Where is since used?

When using since, we normally use present perfect and past perfect tenses in the main clause of the sentence. You wouldn’t use since when you are talking about the future because, by definition, since refers to specific point in the past.

How does it compare with or to?

To compare to is to point out or imply resemblances between objects regarded as essentially of a different order; to compare with is mainly to point out differences between objects regarded as essentially of the same order.

Can a sentence start with since?

The word ‘since’ can be used to begin a sentence. The word ‘since’ functions as an adverb, preposition, or conjunction.

Where do we use as in a sentence?

The confusion in using like or as is caused by a lack of understanding of the words’ roles. In formal writing, like is used as a preposition, telling where, when or how the noun in the sentence is doing whatever it may be doing. As is used as a conjunction, joining two clauses.

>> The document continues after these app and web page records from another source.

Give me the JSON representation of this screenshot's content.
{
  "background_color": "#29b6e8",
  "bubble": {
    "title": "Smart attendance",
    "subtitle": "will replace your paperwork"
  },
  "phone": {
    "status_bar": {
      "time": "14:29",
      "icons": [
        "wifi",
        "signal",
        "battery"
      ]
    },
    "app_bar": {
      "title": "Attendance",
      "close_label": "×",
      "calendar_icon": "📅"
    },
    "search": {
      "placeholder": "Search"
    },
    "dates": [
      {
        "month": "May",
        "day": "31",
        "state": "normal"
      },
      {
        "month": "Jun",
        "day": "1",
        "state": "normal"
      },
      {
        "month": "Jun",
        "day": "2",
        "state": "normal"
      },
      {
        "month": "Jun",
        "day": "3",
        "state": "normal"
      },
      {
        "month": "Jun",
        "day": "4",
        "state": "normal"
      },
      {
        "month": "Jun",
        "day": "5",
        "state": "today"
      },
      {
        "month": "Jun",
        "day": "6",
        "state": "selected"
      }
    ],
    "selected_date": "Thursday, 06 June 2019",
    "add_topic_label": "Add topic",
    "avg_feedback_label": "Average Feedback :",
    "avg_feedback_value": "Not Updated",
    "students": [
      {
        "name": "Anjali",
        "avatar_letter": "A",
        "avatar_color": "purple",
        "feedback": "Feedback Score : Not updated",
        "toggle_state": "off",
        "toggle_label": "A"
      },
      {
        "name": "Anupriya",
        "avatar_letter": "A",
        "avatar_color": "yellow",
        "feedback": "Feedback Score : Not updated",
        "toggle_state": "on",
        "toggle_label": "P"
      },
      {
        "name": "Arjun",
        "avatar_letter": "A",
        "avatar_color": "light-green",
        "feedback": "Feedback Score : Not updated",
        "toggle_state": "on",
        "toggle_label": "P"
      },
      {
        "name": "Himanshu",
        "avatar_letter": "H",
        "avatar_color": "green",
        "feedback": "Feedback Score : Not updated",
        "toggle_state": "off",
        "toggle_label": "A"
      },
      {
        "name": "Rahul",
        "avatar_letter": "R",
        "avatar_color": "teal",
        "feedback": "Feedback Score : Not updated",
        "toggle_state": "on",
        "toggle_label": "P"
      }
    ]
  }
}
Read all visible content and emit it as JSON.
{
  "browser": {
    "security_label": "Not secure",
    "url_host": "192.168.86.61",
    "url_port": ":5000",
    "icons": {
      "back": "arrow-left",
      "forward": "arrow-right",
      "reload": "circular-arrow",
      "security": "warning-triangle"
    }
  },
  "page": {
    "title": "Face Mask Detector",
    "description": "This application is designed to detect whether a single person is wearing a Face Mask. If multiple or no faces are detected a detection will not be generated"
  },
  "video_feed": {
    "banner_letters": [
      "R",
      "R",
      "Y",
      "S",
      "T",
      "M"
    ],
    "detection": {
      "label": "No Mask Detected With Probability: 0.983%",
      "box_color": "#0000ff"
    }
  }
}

What is the difference between because and since?

A: While “because” does imply cause, “since” can imply time or cause. What does that mean? It means that most of the time these words are synonymous and you can use either one. Since my dog is so hairy, I have to get its hair cut regularly.

How use since in a sentence?

When since is used for talking about time, the verb in the main clause of the sentence is usually in the present perfect or past perfect tense: It hasn’t rained since the end of July. He had been composing music since he was ten years old.

Can I say since yesterday?

For example, “I come from the United States.” Back to your question. “Yesterday” is the starting point of “your suffering from fever”. Therefore, you should use “Since”.

What is the meaning of since morning?

Since is used with the present perfect tense to say when something began. It has been raining since morning. I have been waiting for his call since yesterday. She has been waiting for the parcel since last week.

What Since means?

(Entry 1 of 3) 1 : from a definite past time until now has stayed there ever since. 2 : before the present time : ago long since dead. 3 : after a time in the past : subsequently has since become rich.

Can Since replace Because?

According to the 6th edition of the APA Publication Manual (p. 84), the use of since is more precise when it is used to refer only to time (to mean “after”). You should replace it with because when that is what is really meant.

Is but since correct?

In short, yes. Both ‘since’ and ‘but’ can be used as conjunctions or as prepositions. To use them as adverbially — that too, in the same sentence — requires some verbal calisthenics as in the sentence below: His girlfriend died last year.

When should we use since and from?

We use since and from to express duration. Both tell us the starting point of an activity. Since expresses duration of an unfinished action, up to a point in the present: I’ve been here since 8 o’clock this morning so I’m going home now.

What is the difference between for and from?

As prepositions the difference between for and from is that for is towards while from is with the source or provenance of or at.

Is it better to use AND or &?

In citations when the source has more than one author, use an ampersand to connect the last two (Smith, Greene & Jones, 2008). Some style guides (APA) recommend using the ampersand here while others (Chicago Manual of Style and The MLA Style Manual) write out “and.” When identifying more than one addressee: “Mr. & Mrs.

What comes after since?

However, the rule that you use the Past tense after “since” is flexible. … We use the Past tense after “since” when we refer to a point in time in the past, and we use the Present Perfect after “since” when we refer to a period of time from the past until the present.